The Church of England faces serious issues: membership and attendance have continued to drop with no end in sight, theologically conservative bishops threaten a massive boycott of the upcoming 2020 Lambeth Conference, and the Brexit question continues to divide British society.
Amidst this, Archbishop of Canterbury Justin Welby was interviewed before the attendees of Greenbelt, a liberal Christian conference and festival held annually since 1974. While the festival offers music and art, the conference elements focus upon the role of the church in modern society. During this interview the Archbishop fielded questions from presenters and from an audience.
Welby was quickly asked about decline in the Church of England. As this blog has previously reported, the state church has lost much of its membership. Church officials struggle to identify a new path to restore the church as relevant in the eyes of the British public.
Welby emphasized a diversity of outcomes within the Church. In response to a question regarding church visits and how he sees individual churches truly thriving, Welby said, “Lots and lots and lots [of churches], and for all kinds of different reasons. It’ll never be the same two weeks running.” He also praised the church for its level of engagement with the community.
“The Church generally in this country, not just the Church of England, is more engaged with community now than it’s been at any time really since the Second World War,” Welby asserted. This sentiment echoes a previously reported idea for the Church of England to solve its numbers problem through community engagement. However, as I argued previously, community engagement for its own sake will not revitalize the church and must be coupled with evangelistic outreach in order to be effective.
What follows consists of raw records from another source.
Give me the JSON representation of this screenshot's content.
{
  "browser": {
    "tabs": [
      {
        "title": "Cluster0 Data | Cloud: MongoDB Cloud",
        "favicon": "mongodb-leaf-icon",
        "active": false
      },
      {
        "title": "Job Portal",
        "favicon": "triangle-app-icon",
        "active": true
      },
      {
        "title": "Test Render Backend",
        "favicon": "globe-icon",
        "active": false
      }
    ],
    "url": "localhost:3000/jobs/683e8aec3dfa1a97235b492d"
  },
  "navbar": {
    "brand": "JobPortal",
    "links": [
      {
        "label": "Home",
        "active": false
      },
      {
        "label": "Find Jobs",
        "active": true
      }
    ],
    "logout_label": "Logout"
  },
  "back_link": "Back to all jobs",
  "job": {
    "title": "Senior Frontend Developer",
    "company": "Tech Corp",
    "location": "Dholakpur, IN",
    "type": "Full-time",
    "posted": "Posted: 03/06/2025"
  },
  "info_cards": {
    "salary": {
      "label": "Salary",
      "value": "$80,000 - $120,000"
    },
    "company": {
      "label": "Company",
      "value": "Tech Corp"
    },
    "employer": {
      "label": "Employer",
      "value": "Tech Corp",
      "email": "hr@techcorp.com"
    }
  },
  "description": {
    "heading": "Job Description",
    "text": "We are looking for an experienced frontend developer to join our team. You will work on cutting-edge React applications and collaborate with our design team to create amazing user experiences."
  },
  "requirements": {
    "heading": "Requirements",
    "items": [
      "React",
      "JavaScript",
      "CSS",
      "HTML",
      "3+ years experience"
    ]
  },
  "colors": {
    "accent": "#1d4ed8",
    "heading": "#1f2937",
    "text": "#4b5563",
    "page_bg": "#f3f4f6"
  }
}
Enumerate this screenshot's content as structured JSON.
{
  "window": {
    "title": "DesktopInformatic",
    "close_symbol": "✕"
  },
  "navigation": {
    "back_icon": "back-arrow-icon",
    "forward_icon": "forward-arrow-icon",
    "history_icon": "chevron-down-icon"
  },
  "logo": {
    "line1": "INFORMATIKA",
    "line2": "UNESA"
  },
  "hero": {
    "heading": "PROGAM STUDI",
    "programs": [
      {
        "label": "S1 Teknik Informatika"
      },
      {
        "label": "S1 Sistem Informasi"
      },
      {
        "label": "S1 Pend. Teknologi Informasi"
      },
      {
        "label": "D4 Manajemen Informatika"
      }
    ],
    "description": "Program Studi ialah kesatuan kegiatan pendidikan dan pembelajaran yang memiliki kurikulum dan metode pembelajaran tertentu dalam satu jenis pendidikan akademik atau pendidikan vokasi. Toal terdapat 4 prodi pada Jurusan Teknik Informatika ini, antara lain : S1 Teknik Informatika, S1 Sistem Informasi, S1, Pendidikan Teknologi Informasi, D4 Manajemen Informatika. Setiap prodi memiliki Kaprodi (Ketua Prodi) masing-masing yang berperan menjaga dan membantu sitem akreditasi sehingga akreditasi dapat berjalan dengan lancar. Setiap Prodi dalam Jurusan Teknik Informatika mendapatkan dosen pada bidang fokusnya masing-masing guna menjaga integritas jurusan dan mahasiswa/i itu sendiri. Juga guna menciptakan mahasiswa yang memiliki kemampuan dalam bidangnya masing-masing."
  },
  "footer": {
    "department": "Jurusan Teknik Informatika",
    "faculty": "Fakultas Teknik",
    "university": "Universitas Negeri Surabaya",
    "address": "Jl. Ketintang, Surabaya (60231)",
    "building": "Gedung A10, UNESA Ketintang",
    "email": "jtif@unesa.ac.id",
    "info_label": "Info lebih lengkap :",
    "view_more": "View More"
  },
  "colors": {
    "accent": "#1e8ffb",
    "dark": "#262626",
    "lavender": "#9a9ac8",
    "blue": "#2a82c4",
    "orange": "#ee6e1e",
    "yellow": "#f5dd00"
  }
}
The Lambeth Conference is a meeting of worldwide Anglican bishops at Kent University. This meeting occurred approximately once every 10 years since the 19th century. The Archbishop of Canterbury, while having no direct power over bishops outside of the Church of England, serves in a first-among-equals role by sending out the invitations and setting the agenda. Due to the nature of the global church and ongoing disagreements about scriptural authority and human sexuality present across the Anglican Communion, the issue of invitations has become politicized. The most recent Lambeth Conference in 2008 was boycotted by many traditionalist bishops due to controversy around the invitation of bishops in the United States who consecrated a bishop in a same-sex relationship. Early reports show that bishops from many of the traditionalist Anglican provinces that boycotted the Conference in 2008 will also refuse to attend in 2020.
In the interview, Welby spoke about having to walk a difficult line in the Lambeth Conference over whether or not to invite the spouses of bishops in same-sex relationships.
“When it became known that I’d invited bishops in same-sex relationships there was a huge outcry from large parts of the church, and significant numbers of bishops said they wouldn’t be able to come. Secondly, when it came to inviting the spouses I pushed it as far as I could” Welby insisted.
While this seems to be conciliatory at first read, it evidences “moving the goalposts”. The 2008 Lambeth Conference was boycotted by many traditionalist Global South bishops because American (Episcopal Church) bishops who had consecrated a bishop in a same-sex marriage were invited. This “conciliatory” approach masks how far the Church of England has moved in a liberal direction and explains the likely boycott by many conservatives in 2020.
Regarding Brexit, Welby took an unexpectedly principled approach. Though he admitted to being against leaving the European Union, he stood by the principle of the matter rather than his personal desires and expressed a belief that the United Kingdom should leave. In his own words, “I came out before the vote and said I’m intending to vote remain… but it is not for [the Church of England] to take sides in a political dispute.” While he lamented that it was only a razor thin majority voting lo leave, he spent most of his time lamenting the extremely partisan and divided state of affairs in the United Kingdom and said that the divisions need to be healed. When an attendee continued to question his position by declaring that the Brexit vote was dishonest and must be reversed, Welby simply said, “I’m a democrat, and we voted.”
While the interview with Archbishop Webly in many cases restated things that he has previously said publicly, there are a few important takeaways. Firstly, the focus on community in the Church of England goes right to the top of the hierarchy, while evangelism takes a back seat at least in the liberal wing. Additionally, Welby seemed less concerned with low numbers of congregants in the Church of England than the presenters were. Secondly, though it was pitched as a conciliatory measure, invitations to the Lambeth Conference continue to be seen as divisive. Finally, the controversy surrounding Brexit over the past few years has done little to change the Archbishop’s mind on the matter. Though he would prefer to stay, he is still committed to the ideals of democracy. Archbishop Welby has taken the path of least resistance in an increasingly liberalized culture, and his plans for growth lack the force needed to restore the Church of England to prominence.